This rapid return of LAM was a shock, but not a surprise. I had known my breathing was worse again & that the time for oxygen had come. I just wasn’t seeing transplant was on its heels.
This time, I felt differently about the process. I felt I had a real shot of doing well with a transplant. Outcomes had improved, so had surgical techniques. My kidneys had improved enough they weren’t as concerned about them.
I had more friends who had successful transplants with great quality of life afterwards than those who had constant complications. Some were very close in age to me.
I was deemed a good candidate, so now am moving forward. (My lung function is still bouncing around & dropping although the drug is still working to hold my kidneys).
I had also beat age 35. Which at a point, I wasn’t sure would be possible.
I decided I wanted more time. Transplant was the best option I knew of to try for that.
Most of my thoughts about death & dying have not changed much since the last time I examined them. I re-examined them quite recently again this summer & fall.
I knew that ultimately they all boiled down to one thing each time I did: If & when I had a choice or say; my death would happen on my terms & on my time.
I would decide when I wished to fight no longer.
Statistics, medicines, treatments, assisted suicide & my diseases weren’t going to factor in as much if at all. I know even transplant isn’t a guarantee, it’s only an option.
Had I not qualified for transplant, I would have accepted it. If it fails, ultimately, I have no regrets.
I’ve seen people beat odds greater than mine. They’ve told me the same thing. “It isn’t over until I say it’s over.”
I’ll know when “enough is enough” for me. Why? Because I made that choice in a dark hour before. I drew my line in the sand.
Maybe that’s what it comes down to in the end, period?
I realize that I may not have a choice or a say. Sometimes it doesn’t happen that way. Life can be random & nonsensical. I don’t say any of this to oversimplify a complex subject.
Yet, sometimes we do get a choice in our death.

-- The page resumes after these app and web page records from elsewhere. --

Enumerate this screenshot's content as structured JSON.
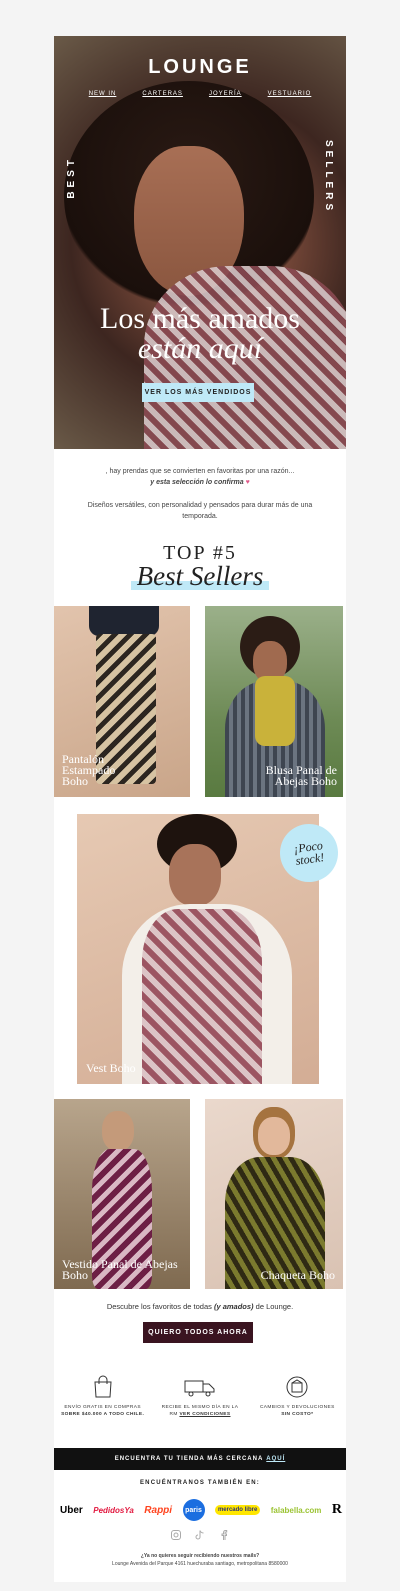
{
  "hero": {
    "logo": "LOUNGE",
    "nav": [
      "NEW IN",
      "CARTERAS",
      "JOYERÍA",
      "VESTUARIO"
    ],
    "side_left": "BEST",
    "side_right": "SELLERS",
    "headline_line1": "Los más amados",
    "headline_line2": "están aquí",
    "cta": "VER LOS MÁS VENDIDOS"
  },
  "intro": {
    "line1": ", hay prendas que se convierten en favoritas por una razón...",
    "line2": "y esta selección lo confirma",
    "heart": "♥",
    "para2": "Diseños versátiles, con personalidad y pensados para durar más de una temporada."
  },
  "top": {
    "number": "TOP #5",
    "title": "Best Sellers"
  },
  "products": [
    {
      "name": "Pantalón Estampado Boho"
    },
    {
      "name": "Blusa Panal de Abejas Boho"
    },
    {
      "name": "Vest Boho"
    },
    {
      "name": "Vestido Panal de Abejas Boho"
    },
    {
      "name": "Chaqueta Boho"
    }
  ],
  "stamp": {
    "line1": "¡Poco",
    "line2": "stock!"
  },
  "outro": {
    "before": "Descubre los favoritos de todas ",
    "emph": "(y amados)",
    "after": " de Lounge.",
    "cta": "QUIERO TODOS AHORA"
  },
  "benefits": [
    {
      "line1": "ENVÍO GRATIS EN COMPRAS",
      "line2": "SOBRE $40.000 A TODO CHILE.",
      "icon": "shopping-bag-icon"
    },
    {
      "line1": "RECIBE EL MISMO DÍA EN LA",
      "line2a": "RM ",
      "link": "VER CONDICIONES",
      "icon": "truck-icon"
    },
    {
      "line1": "CAMBIOS Y DEVOLUCIONES",
      "line2": "SIN COSTO*",
      "icon": "return-box-icon"
    }
  ],
  "store_bar": {
    "text": "ENCUENTRA TU TIENDA MÁS CERCANA",
    "link": "AQUÍ"
  },
  "find_us": "ENCUÉNTRANOS TAMBIÉN EN:",
  "brands": [
    "Uber",
    "PedidosYa",
    "Rappi",
    "paris",
    "mercado libre",
    "falabella.com",
    "R"
  ],
  "footer": {
    "question": "¿Ya no quieres seguir recibiendo nuestros mails?",
    "address": "Lounge Avenida del Parque 4161 huechuraba santiago, metropolitana 8580000"
  },
  "colors": {
    "accent_light": "#bfe9f7",
    "dark_button": "#3a1420",
    "bar": "#111111"
  }
}
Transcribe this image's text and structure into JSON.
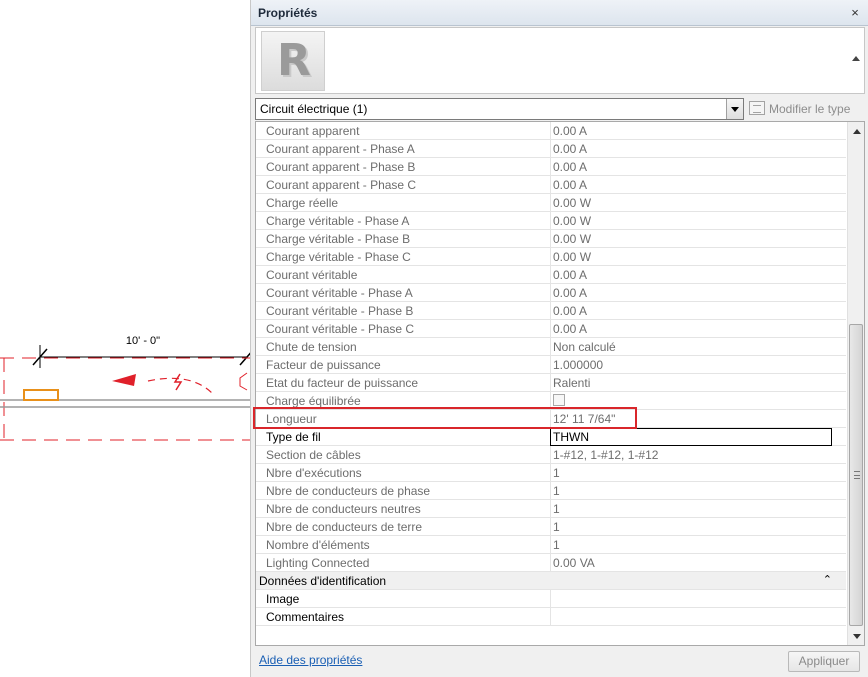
{
  "canvas": {
    "dimension_text": "10' - 0\""
  },
  "palette": {
    "title": "Propriétés",
    "close_glyph": "×",
    "type_image_letter": "R",
    "type_selector": "Circuit électrique (1)",
    "edit_type_label": "Modifier le type",
    "rows": [
      {
        "name": "Courant apparent",
        "value": "0.00 A"
      },
      {
        "name": "Courant apparent - Phase A",
        "value": "0.00 A"
      },
      {
        "name": "Courant apparent - Phase B",
        "value": "0.00 A"
      },
      {
        "name": "Courant apparent - Phase C",
        "value": "0.00 A"
      },
      {
        "name": "Charge réelle",
        "value": "0.00 W"
      },
      {
        "name": "Charge véritable - Phase A",
        "value": "0.00 W"
      },
      {
        "name": "Charge véritable - Phase B",
        "value": "0.00 W"
      },
      {
        "name": "Charge véritable - Phase C",
        "value": "0.00 W"
      },
      {
        "name": "Courant véritable",
        "value": "0.00 A"
      },
      {
        "name": "Courant véritable - Phase A",
        "value": "0.00 A"
      },
      {
        "name": "Courant véritable - Phase B",
        "value": "0.00 A"
      },
      {
        "name": "Courant véritable - Phase C",
        "value": "0.00 A"
      },
      {
        "name": "Chute de tension",
        "value": "Non calculé"
      },
      {
        "name": "Facteur de puissance",
        "value": "1.000000"
      },
      {
        "name": "Etat du facteur de puissance",
        "value": "Ralenti"
      },
      {
        "name": "Charge équilibrée",
        "value": ""
      },
      {
        "name": "Longueur",
        "value": "12'  11 7/64\""
      },
      {
        "name": "Type de fil",
        "value": "THWN"
      },
      {
        "name": "Section de câbles",
        "value": "1-#12, 1-#12, 1-#12"
      },
      {
        "name": "Nbre d'exécutions",
        "value": "1"
      },
      {
        "name": "Nbre de conducteurs de phase",
        "value": "1"
      },
      {
        "name": "Nbre de conducteurs neutres",
        "value": "1"
      },
      {
        "name": "Nbre de conducteurs de terre",
        "value": "1"
      },
      {
        "name": "Nombre d'éléments",
        "value": "1"
      },
      {
        "name": "Lighting Connected",
        "value": "0.00 VA"
      }
    ],
    "group_identification": {
      "label": "Données d'identification",
      "collapse_glyph": "⌃",
      "rows": [
        {
          "name": "Image",
          "value": ""
        },
        {
          "name": "Commentaires",
          "value": ""
        }
      ]
    },
    "help_link": "Aide des propriétés",
    "apply_label": "Appliquer"
  },
  "colors": {
    "highlight": "#d9262b",
    "wire_dashed": "#e0202a",
    "fixture_orange": "#e8901a"
  }
}
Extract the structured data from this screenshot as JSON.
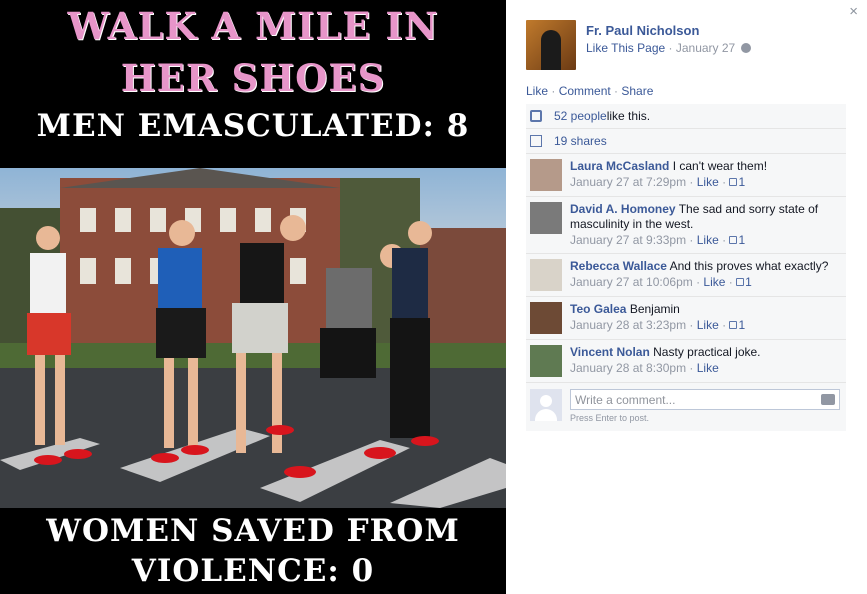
{
  "photo": {
    "top_line1": "WALK A MILE IN",
    "top_line2": "HER SHOES",
    "middle_line": "MEN EMASCULATED: 8",
    "bottom_line1": "WOMEN SAVED FROM",
    "bottom_line2": "VIOLENCE: 0"
  },
  "close_icon": "×",
  "post": {
    "author": "Fr. Paul Nicholson",
    "like_page": "Like This Page",
    "separator": "·",
    "date": "January 27"
  },
  "actions": {
    "like": "Like",
    "comment": "Comment",
    "share": "Share",
    "sep": " · "
  },
  "likes": {
    "people": "52 people",
    "suffix": " like this."
  },
  "shares": {
    "label": "19 shares"
  },
  "comments": [
    {
      "name": "Laura McCasland",
      "text": "I can't wear them!",
      "time": "January 27 at 7:29pm",
      "like": "Like",
      "count": "1",
      "avatar_color": "#b59a8a"
    },
    {
      "name": "David A. Homoney",
      "text": "The sad and sorry state of masculinity in the west.",
      "time": "January 27 at 9:33pm",
      "like": "Like",
      "count": "1",
      "avatar_color": "#7a7a7a"
    },
    {
      "name": "Rebecca Wallace",
      "text": "And this proves what exactly?",
      "time": "January 27 at 10:06pm",
      "like": "Like",
      "count": "1",
      "avatar_color": "#d9d3c9"
    },
    {
      "name": "Teo Galea",
      "text": "Benjamin",
      "time": "January 28 at 3:23pm",
      "like": "Like",
      "count": "1",
      "avatar_color": "#6d4a35"
    },
    {
      "name": "Vincent Nolan",
      "text": "Nasty practical joke.",
      "time": "January 28 at 8:30pm",
      "like": "Like",
      "count": "",
      "avatar_color": "#5f7a52"
    }
  ],
  "composer": {
    "placeholder": "Write a comment...",
    "hint": "Press Enter to post."
  }
}
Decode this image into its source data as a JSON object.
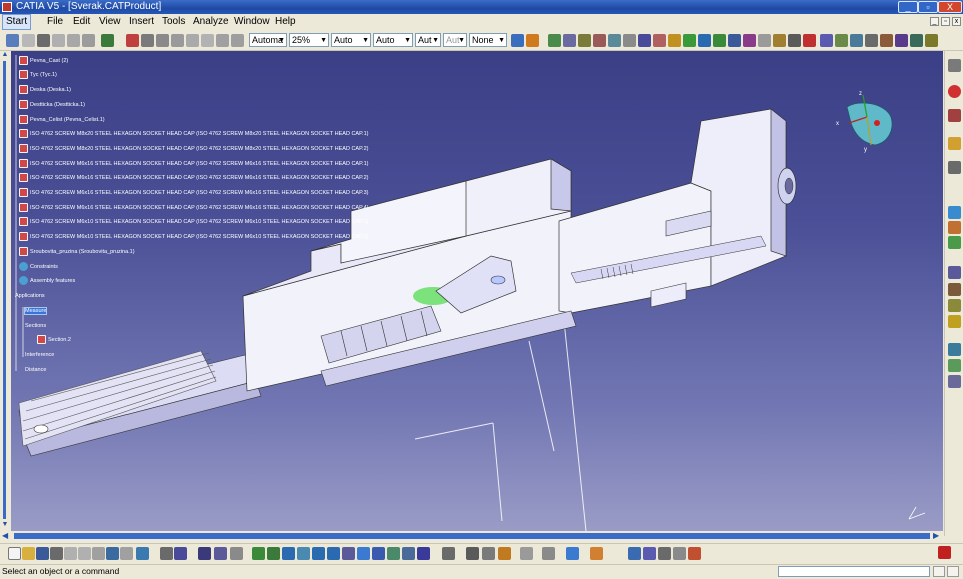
{
  "window": {
    "title": "CATIA V5 - [Sverak.CATProduct]",
    "minimize_label": "_",
    "maximize_label": "▫",
    "close_label": "X"
  },
  "menu": [
    "Start",
    "File",
    "Edit",
    "View",
    "Insert",
    "Tools",
    "Analyze",
    "Window",
    "Help"
  ],
  "toolbar": {
    "render_mode": "Automa",
    "zoom": "25%",
    "combo_auto1": "Auto",
    "combo_auto2": "Auto",
    "combo_aut3": "Aut",
    "combo_aut4": "Aut",
    "combo_none": "None"
  },
  "tree": {
    "items": [
      {
        "label": "Pevna_Cast (2)",
        "icon": "part-icon"
      },
      {
        "label": "Tyc (Tyc.1)",
        "icon": "part-icon"
      },
      {
        "label": "Deska (Deska.1)",
        "icon": "part-icon"
      },
      {
        "label": "Destticka (Destticka.1)",
        "icon": "part-icon"
      },
      {
        "label": "Pevna_Celist (Pevna_Celist.1)",
        "icon": "part-icon"
      },
      {
        "label": "ISO 4762 SCREW M8x20 STEEL HEXAGON SOCKET HEAD CAP (ISO 4762 SCREW M8x20 STEEL HEXAGON SOCKET HEAD CAP.1)",
        "icon": "part-icon"
      },
      {
        "label": "ISO 4762 SCREW M8x20 STEEL HEXAGON SOCKET HEAD CAP (ISO 4762 SCREW M8x20 STEEL HEXAGON SOCKET HEAD CAP.2)",
        "icon": "part-icon"
      },
      {
        "label": "ISO 4762 SCREW M6x16 STEEL HEXAGON SOCKET HEAD CAP (ISO 4762 SCREW M6x16 STEEL HEXAGON SOCKET HEAD CAP.1)",
        "icon": "part-icon"
      },
      {
        "label": "ISO 4762 SCREW M6x16 STEEL HEXAGON SOCKET HEAD CAP (ISO 4762 SCREW M6x16 STEEL HEXAGON SOCKET HEAD CAP.2)",
        "icon": "part-icon"
      },
      {
        "label": "ISO 4762 SCREW M6x16 STEEL HEXAGON SOCKET HEAD CAP (ISO 4762 SCREW M6x16 STEEL HEXAGON SOCKET HEAD CAP.3)",
        "icon": "part-icon"
      },
      {
        "label": "ISO 4762 SCREW M6x16 STEEL HEXAGON SOCKET HEAD CAP (ISO 4762 SCREW M6x16 STEEL HEXAGON SOCKET HEAD CAP.4)",
        "icon": "part-icon"
      },
      {
        "label": "ISO 4762 SCREW M6x10 STEEL HEXAGON SOCKET HEAD CAP (ISO 4762 SCREW M6x10 STEEL HEXAGON SOCKET HEAD CAP.1)",
        "icon": "part-icon"
      },
      {
        "label": "ISO 4762 SCREW M6x10 STEEL HEXAGON SOCKET HEAD CAP (ISO 4762 SCREW M6x10 STEEL HEXAGON SOCKET HEAD CAP.2)",
        "icon": "part-icon"
      },
      {
        "label": "Sroubovita_pruzina (Sroubovita_pruzina.1)",
        "icon": "part-icon"
      },
      {
        "label": "Constraints",
        "icon": "constraints-icon"
      },
      {
        "label": "Assembly features",
        "icon": "gear-icon"
      },
      {
        "label": "Applications",
        "icon": "app-icon"
      },
      {
        "label": "Measure",
        "icon": "measure-icon",
        "selected": true
      },
      {
        "label": "Sections",
        "icon": "app-icon"
      },
      {
        "label": "Section.2",
        "icon": "section-icon"
      },
      {
        "label": "Interference",
        "icon": "app-icon"
      },
      {
        "label": "Distance",
        "icon": "app-icon"
      }
    ]
  },
  "compass": {
    "x_label": "x",
    "y_label": "y",
    "z_label": "z"
  },
  "status": {
    "message": "Select an object or a command"
  },
  "colors": {
    "title_bar": "#2457b8",
    "viewport_top": "#3b3f86",
    "viewport_bottom": "#9a9cc6",
    "model_face": "#f2f2fb",
    "model_shade": "#c6c6ea",
    "selection": "#3875d7"
  }
}
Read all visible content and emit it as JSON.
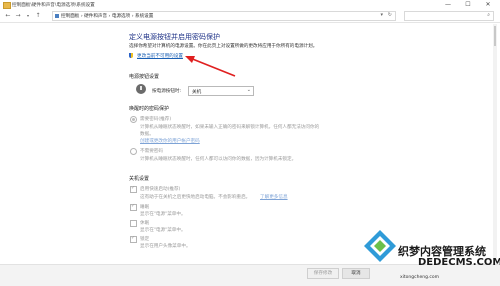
{
  "window": {
    "title": "控制面板\\硬件和声音\\电源选项\\系统设置",
    "minimize": "—",
    "maximize": "☐",
    "close": "✕"
  },
  "address": {
    "crumbs": "控制面板  ›  硬件和声音  ›  电源选项  ›  系统设置",
    "search_placeholder": ""
  },
  "page": {
    "heading": "定义电源按钮并启用密码保护",
    "description": "选择你希望对计算机的电源设置。你在此页上对设置所做的更改将应用于你所有的电源计划。",
    "change_link": "更改当前不可用的设置"
  },
  "power_button": {
    "section_title": "电源按钮设置",
    "label": "按电源按钮时:",
    "value": "关机"
  },
  "wake_password": {
    "section_title": "唤醒时的密码保护",
    "option1_title": "需要密码(推荐)",
    "option1_desc1": "计算机从睡眠状态唤醒时，如果未输入正确的密码来解锁计算机，任何人都无法访问你的",
    "option1_desc2": "数据。",
    "option1_link": "创建或更改你的用户帐户密码",
    "option2_title": "不需要密码",
    "option2_desc": "计算机从睡眠状态唤醒时，任何人都可以访问你的数据，因为计算机未锁定。"
  },
  "shutdown": {
    "section_title": "关机设置",
    "fast_startup": "启用快速启动(推荐)",
    "fast_startup_desc": "这有助于在关机之后更快地启动电脑。不会影响重启。",
    "learn_more": "了解更多信息",
    "sleep": "睡眠",
    "sleep_desc": "显示在\"电源\"菜单中。",
    "hibernate": "休眠",
    "hibernate_desc": "显示在\"电源\"菜单中。",
    "lock": "锁定",
    "lock_desc": "显示在用户头像菜单中。"
  },
  "footer": {
    "save": "保存修改",
    "cancel": "取消"
  },
  "watermark": {
    "line1": "织梦内容管理系统",
    "line2": "DEDECMS.COM",
    "line3": "xitongcheng.com"
  },
  "colors": {
    "heading": "#1e3287",
    "link": "#1a5fb4",
    "annotation_arrow": "#e02020"
  },
  "icons": {
    "shield": "shield-icon",
    "power": "power-icon"
  }
}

If we do, for some people that choice is a place like Dignitas. Or exercising options on some of these new laws. It’s up to that individual to decide for themselves. What their line in the sand is. When enough is enough – for them.